Carroll of Carrollton, Charles (19 September 1737–14 November 1832), planter, businessman, investor, and the only Roman Catholic signer of the Declaration of Independence, as well as the last of the signers to die, was born in Annapolis, Maryland, the son of Charles Carroll of Annapolis, a planter, and his common-law wife, Elizabeth Brooke. An only child, Carroll was sent at the age of ten to the Jesuit college of St. Omers, in French Flanders, where Maryland’s Catholic gentry sent their sons because the colony’s laws, which denied “papists” the right to vote, hold office, practice law, and worship publicly, also forbade them to maintain religious schools. Young Carroll studied abroad for sixteen years, ending with a thesis in philosophy at the college of Louis le Grand in Paris in 1757. After reading civil law in Bourges and Paris, he moved to London in September 1759 to pursue the common law at the Inns of Court.
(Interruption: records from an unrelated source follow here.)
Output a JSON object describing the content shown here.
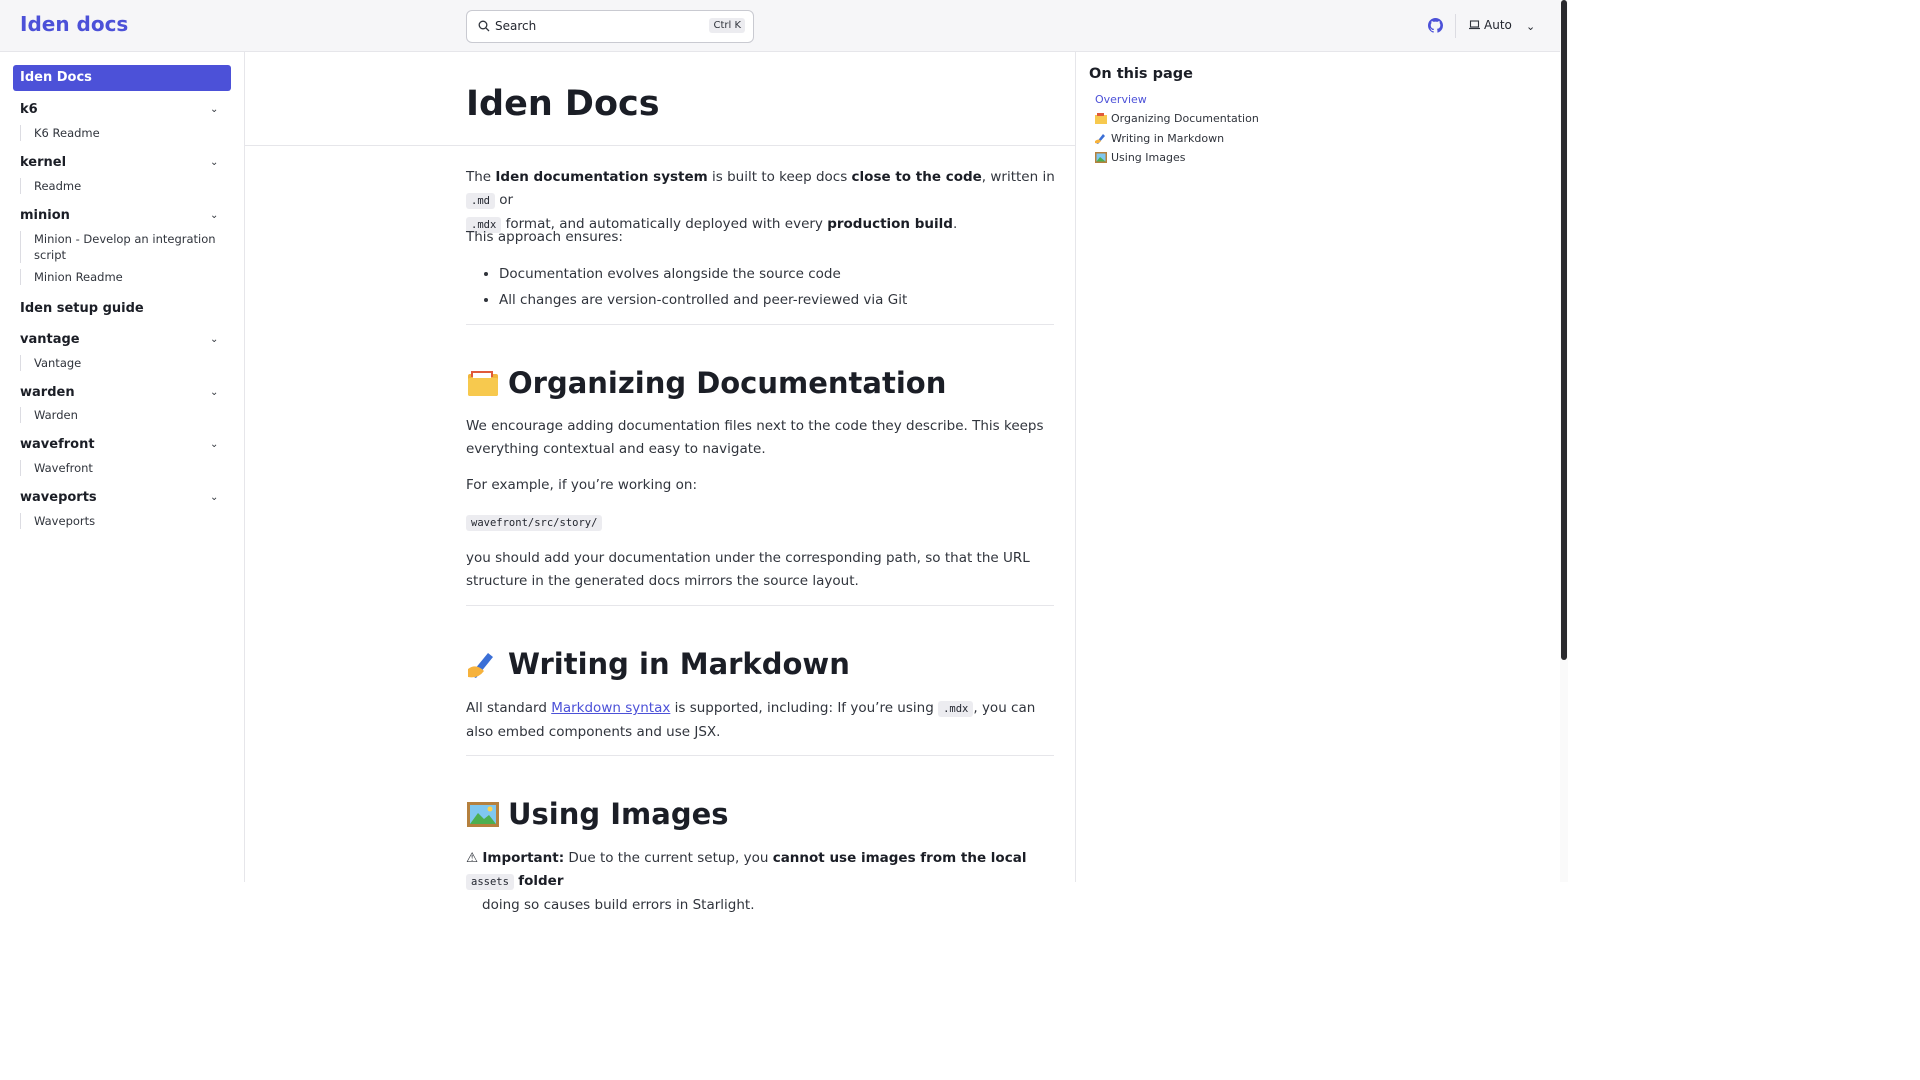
{
  "header": {
    "site_title": "Iden docs",
    "search_placeholder": "Search",
    "search_shortcut": "Ctrl K",
    "github_icon": "github-icon",
    "theme_label": "Auto"
  },
  "sidebar": {
    "active": "Iden Docs",
    "groups": [
      {
        "label": "k6",
        "items": [
          "K6 Readme"
        ]
      },
      {
        "label": "kernel",
        "items": [
          "Readme"
        ]
      },
      {
        "label": "minion",
        "items": [
          "Minion - Develop an integration script",
          "Minion Readme"
        ]
      },
      {
        "label": "Iden setup guide",
        "items": []
      },
      {
        "label": "vantage",
        "items": [
          "Vantage"
        ]
      },
      {
        "label": "warden",
        "items": [
          "Warden"
        ]
      },
      {
        "label": "wavefront",
        "items": [
          "Wavefront"
        ]
      },
      {
        "label": "waveports",
        "items": [
          "Waveports"
        ]
      }
    ]
  },
  "main": {
    "title": "Iden Docs",
    "intro": {
      "p1_a": "The ",
      "p1_b": "Iden documentation system",
      "p1_c": " is built to keep docs ",
      "p1_d": "close to the code",
      "p1_e": ", written in ",
      "code_md": ".md",
      "p1_f": " or",
      "code_mdx": ".mdx",
      "p1_g": " format, and automatically deployed with every ",
      "p1_h": "production build",
      "p1_i": ".",
      "p2": "This approach ensures:",
      "bullets": [
        "Documentation evolves alongside the source code",
        "All changes are version-controlled and peer-reviewed via Git"
      ]
    },
    "organizing": {
      "heading": "Organizing Documentation",
      "p1": "We encourage adding documentation files next to the code they describe. This keeps everything contextual and easy to navigate.",
      "p2": "For example, if you’re working on:",
      "code": "wavefront/src/story/",
      "p3": "you should add your documentation under the corresponding path, so that the URL structure in the generated docs mirrors the source layout."
    },
    "writing": {
      "heading": "Writing in Markdown",
      "a": "All standard ",
      "link": "Markdown syntax",
      "b": " is supported, including: If you’re using ",
      "code": ".mdx",
      "c": ", you can also embed components and use JSX."
    },
    "images": {
      "heading": "Using Images",
      "warn_icon": "⚠",
      "label": "Important:",
      "a": " Due to the current setup, you ",
      "b": "cannot use images from the local",
      "code": "assets",
      "c": "folder",
      "d": "doing so causes build errors in Starlight."
    }
  },
  "toc": {
    "title": "On this page",
    "items": [
      "Overview",
      "Organizing Documentation",
      "Writing in Markdown",
      "Using Images"
    ]
  },
  "colors": {
    "accent": "#4c51d8",
    "text": "#30343c",
    "heading": "#1b1e26",
    "border": "#e6e6ea"
  }
}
However, his antipathy for the discipline, which he regarded as “founded upon and still subsisting by villainy,” became so intense that he ultimately defied his father’s intention that he formally enter the Inner Temple, one of the four Inns of Court. Finding the paternal insistence on his acquiring the social graces more to his liking, he became adept at dancing, drawing, and fencing and mastered Italian, bookkeeping, and surveying, practical skills the elder Carroll deemed essential for success as a landowner and man of business....
Clarence L. Ver Steeg
Morris, Robert (20 January 1735–08 May 1806), preeminent merchant and revolutionary financier, was born in Liverpool, England, the son of Robert Morris, Sr., an ironmonger and later a tobacco agent in Maryland, and Elizabeth Murphet. Shortly after Morris joined his father in Maryland in 1747, his father placed him in the care of Robert Greenway of Philadelphia, who obtained an apprenticeship for Robert in the established Philadelphia mercantile house of Charles Willing. Morris quickly displayed exceptional talent and resourcefulness in commerce, sometimes serving as supercargo on the firm’s vessels. He also became a lifetime friend of Charles Willing’s son ...